Even older singles, he added, might not have the money to rent a large unit on one income.
“Something for everyone, every demographic, is the name of the game,” said Cotter.
‘That’s just hooey!’
And with “construction costs going through the roof,” Cotter said that developers are looking for ways to save money on their own building costs.
But not everyone is buying into the idea that these micro-apartments are part of a trend.
“That’s just hooey! And you can quote me on that,” said Ron Simoncini, a spokesman who represents several of Hudson County’s top real estate and development companies.
“This isn’t a new trend,” Simoncini noted. “This has been going on for 100 years.

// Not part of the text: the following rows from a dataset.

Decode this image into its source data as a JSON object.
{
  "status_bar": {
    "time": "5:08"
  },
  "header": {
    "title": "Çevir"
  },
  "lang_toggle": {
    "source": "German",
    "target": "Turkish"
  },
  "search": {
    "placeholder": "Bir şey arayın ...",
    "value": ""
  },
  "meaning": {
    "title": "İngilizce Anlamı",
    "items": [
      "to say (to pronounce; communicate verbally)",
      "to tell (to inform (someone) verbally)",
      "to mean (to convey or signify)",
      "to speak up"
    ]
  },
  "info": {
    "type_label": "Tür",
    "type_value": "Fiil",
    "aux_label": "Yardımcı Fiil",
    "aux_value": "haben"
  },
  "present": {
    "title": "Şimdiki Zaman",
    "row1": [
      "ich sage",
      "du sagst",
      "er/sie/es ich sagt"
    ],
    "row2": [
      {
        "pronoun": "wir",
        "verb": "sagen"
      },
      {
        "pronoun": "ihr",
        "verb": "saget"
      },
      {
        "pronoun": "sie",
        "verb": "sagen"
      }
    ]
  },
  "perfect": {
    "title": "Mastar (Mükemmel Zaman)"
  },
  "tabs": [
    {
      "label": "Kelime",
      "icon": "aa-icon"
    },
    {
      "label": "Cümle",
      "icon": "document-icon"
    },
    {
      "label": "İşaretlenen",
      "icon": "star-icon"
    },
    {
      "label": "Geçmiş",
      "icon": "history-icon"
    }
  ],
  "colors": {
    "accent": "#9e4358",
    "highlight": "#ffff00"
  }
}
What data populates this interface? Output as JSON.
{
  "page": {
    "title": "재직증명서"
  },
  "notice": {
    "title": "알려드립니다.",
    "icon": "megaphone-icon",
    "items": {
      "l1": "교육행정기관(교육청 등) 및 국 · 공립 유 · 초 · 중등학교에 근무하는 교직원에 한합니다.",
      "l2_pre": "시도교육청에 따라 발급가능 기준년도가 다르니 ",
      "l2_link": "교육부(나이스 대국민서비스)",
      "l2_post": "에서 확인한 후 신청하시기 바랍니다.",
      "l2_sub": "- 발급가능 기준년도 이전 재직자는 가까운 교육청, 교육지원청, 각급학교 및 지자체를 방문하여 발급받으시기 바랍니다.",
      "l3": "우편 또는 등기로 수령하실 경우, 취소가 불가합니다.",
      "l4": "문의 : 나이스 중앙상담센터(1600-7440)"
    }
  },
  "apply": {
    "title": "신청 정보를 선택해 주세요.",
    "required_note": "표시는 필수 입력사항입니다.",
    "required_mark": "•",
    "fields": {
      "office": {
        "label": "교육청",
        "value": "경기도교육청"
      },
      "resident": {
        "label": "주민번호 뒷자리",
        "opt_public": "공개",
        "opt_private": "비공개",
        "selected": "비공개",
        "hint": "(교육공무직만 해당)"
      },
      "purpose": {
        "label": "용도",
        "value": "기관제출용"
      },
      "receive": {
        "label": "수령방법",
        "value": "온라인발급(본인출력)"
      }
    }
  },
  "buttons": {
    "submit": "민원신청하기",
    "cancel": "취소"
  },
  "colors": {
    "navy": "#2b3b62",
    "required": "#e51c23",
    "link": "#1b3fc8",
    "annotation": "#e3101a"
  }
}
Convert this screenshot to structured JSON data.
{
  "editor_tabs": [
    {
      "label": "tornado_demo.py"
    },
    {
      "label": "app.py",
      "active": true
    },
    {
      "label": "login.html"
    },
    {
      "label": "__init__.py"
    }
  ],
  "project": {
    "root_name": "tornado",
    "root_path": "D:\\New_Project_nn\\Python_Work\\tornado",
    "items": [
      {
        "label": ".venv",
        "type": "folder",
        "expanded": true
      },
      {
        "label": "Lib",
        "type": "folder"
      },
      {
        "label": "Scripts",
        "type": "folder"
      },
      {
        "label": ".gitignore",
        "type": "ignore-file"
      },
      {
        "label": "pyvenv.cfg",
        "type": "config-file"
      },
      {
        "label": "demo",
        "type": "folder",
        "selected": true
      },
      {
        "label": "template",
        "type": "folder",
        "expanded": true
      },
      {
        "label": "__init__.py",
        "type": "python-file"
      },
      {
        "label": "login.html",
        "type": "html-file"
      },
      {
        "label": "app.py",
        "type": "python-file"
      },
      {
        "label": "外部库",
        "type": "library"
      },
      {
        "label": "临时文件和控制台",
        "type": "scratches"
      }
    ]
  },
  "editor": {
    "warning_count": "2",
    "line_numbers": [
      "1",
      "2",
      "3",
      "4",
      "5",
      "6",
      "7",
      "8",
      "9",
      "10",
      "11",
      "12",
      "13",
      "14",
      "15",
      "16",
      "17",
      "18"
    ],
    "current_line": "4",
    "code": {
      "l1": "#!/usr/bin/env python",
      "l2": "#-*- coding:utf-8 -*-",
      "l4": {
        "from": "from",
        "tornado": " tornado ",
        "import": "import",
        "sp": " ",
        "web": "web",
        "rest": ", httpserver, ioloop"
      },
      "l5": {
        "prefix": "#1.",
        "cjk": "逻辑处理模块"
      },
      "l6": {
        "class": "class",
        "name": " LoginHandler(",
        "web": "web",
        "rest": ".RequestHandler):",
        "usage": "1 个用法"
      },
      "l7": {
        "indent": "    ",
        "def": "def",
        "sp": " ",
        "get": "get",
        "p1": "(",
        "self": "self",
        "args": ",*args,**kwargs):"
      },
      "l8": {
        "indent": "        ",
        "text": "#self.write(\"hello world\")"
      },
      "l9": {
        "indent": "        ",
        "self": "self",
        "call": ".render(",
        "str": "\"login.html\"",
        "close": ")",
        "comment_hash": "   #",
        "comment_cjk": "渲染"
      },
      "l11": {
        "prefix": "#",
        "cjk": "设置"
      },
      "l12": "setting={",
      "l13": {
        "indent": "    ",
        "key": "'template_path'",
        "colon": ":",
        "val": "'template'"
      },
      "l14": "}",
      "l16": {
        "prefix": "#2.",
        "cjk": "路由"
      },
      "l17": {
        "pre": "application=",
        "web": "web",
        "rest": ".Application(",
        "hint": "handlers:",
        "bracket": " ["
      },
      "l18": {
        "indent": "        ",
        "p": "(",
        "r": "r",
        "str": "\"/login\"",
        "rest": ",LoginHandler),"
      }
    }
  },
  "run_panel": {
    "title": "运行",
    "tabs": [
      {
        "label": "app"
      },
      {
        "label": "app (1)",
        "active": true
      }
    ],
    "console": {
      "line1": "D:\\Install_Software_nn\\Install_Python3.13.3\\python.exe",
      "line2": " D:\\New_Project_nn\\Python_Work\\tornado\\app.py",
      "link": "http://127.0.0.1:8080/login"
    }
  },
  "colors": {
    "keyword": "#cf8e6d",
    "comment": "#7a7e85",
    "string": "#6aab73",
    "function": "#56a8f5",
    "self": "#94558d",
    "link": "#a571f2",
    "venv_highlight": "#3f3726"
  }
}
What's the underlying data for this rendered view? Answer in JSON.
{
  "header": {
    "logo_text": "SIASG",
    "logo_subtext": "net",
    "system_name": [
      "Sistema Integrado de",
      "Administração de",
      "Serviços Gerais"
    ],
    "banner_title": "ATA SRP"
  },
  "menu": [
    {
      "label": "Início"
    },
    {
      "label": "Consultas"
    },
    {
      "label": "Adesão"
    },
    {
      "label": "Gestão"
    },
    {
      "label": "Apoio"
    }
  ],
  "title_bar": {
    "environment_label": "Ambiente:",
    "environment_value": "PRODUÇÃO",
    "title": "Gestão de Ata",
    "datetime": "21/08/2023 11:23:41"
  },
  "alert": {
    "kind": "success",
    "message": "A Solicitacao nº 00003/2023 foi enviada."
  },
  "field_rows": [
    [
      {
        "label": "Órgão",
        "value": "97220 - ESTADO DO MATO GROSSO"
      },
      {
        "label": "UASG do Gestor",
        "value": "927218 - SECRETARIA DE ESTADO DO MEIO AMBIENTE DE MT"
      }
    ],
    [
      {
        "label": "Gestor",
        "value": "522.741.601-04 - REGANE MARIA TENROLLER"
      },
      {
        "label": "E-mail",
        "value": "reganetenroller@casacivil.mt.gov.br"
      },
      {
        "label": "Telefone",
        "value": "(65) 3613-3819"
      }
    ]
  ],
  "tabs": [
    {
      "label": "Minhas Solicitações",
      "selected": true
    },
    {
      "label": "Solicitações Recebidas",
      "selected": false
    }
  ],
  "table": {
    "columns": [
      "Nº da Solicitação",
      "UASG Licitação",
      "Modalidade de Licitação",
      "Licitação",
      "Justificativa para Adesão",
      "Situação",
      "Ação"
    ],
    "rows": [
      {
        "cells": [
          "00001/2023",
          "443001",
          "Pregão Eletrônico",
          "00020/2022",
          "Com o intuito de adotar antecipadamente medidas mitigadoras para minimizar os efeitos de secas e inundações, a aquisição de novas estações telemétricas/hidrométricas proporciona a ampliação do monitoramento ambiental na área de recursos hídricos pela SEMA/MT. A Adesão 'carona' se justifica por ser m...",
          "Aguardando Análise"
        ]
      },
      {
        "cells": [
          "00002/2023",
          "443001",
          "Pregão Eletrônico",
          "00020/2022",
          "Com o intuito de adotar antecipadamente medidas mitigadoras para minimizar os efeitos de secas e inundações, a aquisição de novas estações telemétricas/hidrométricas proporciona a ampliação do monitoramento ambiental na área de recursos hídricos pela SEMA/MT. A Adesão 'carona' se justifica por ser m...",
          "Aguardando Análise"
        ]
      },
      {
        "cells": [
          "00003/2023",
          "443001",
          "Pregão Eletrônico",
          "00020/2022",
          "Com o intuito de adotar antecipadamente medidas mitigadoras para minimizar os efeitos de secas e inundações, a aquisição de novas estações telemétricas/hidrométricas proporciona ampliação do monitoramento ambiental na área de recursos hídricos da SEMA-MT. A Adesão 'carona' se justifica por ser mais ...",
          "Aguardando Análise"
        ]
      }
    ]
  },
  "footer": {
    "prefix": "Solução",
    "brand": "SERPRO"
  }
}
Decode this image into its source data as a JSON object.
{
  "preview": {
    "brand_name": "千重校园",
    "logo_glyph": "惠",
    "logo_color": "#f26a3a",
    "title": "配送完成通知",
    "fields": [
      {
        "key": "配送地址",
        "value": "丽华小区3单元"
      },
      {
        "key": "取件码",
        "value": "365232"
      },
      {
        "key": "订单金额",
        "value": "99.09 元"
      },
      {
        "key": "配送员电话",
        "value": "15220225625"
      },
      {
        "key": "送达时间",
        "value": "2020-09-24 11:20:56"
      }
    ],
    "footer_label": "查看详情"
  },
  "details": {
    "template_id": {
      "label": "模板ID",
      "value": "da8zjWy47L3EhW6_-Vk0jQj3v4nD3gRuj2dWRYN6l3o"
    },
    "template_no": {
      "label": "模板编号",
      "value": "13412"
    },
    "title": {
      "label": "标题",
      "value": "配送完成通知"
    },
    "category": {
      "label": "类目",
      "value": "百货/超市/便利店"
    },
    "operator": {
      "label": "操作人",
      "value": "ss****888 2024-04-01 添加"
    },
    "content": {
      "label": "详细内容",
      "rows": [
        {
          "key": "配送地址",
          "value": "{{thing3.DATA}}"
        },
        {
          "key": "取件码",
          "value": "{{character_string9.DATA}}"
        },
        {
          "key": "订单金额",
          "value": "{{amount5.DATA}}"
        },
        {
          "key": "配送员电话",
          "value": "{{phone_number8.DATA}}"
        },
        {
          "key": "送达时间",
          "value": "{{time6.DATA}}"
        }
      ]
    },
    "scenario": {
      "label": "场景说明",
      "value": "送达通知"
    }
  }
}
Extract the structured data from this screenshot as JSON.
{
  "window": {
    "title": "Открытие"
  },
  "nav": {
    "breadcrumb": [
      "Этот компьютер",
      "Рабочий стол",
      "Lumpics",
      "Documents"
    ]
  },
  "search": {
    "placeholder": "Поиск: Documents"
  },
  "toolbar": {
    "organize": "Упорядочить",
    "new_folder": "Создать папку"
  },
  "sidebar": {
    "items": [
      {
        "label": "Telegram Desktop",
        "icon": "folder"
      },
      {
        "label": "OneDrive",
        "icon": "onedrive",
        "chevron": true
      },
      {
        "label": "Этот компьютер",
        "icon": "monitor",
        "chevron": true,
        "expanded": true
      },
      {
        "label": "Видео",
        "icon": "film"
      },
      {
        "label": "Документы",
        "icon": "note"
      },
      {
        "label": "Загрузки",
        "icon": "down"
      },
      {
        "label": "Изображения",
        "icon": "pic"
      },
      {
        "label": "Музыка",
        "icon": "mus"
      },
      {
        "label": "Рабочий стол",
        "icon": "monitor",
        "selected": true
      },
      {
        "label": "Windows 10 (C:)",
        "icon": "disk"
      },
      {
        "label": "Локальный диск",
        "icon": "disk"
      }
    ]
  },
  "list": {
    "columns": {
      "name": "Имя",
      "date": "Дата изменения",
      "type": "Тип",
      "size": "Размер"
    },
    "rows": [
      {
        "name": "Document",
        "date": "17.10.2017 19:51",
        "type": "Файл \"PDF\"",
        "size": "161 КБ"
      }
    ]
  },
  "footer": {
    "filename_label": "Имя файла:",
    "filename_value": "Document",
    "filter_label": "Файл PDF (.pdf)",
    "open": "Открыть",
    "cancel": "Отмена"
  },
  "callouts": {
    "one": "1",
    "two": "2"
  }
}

People always market smaller units to create price incentives for residents on a budget. In New York they developed SRO (single room occupancy) hotels in the early 1900s. What this is really about is how good is your location, and how much can you justify contracting your floor plan based on your expected market?”
He argues that Hudson County real estate, particularly in Jersey City and Hoboken, is so hot – even with the housing slump – that developers can build closets and market them as studios, knowing that people will rent them just to live in this area.
For example, he said, people could pay similar rents for apartments in Parsippany and get double the square footage for their money, but choose not to because they want to live in the New York City area.
E-mail E. Assata Wright at firstname.lastname@example.org.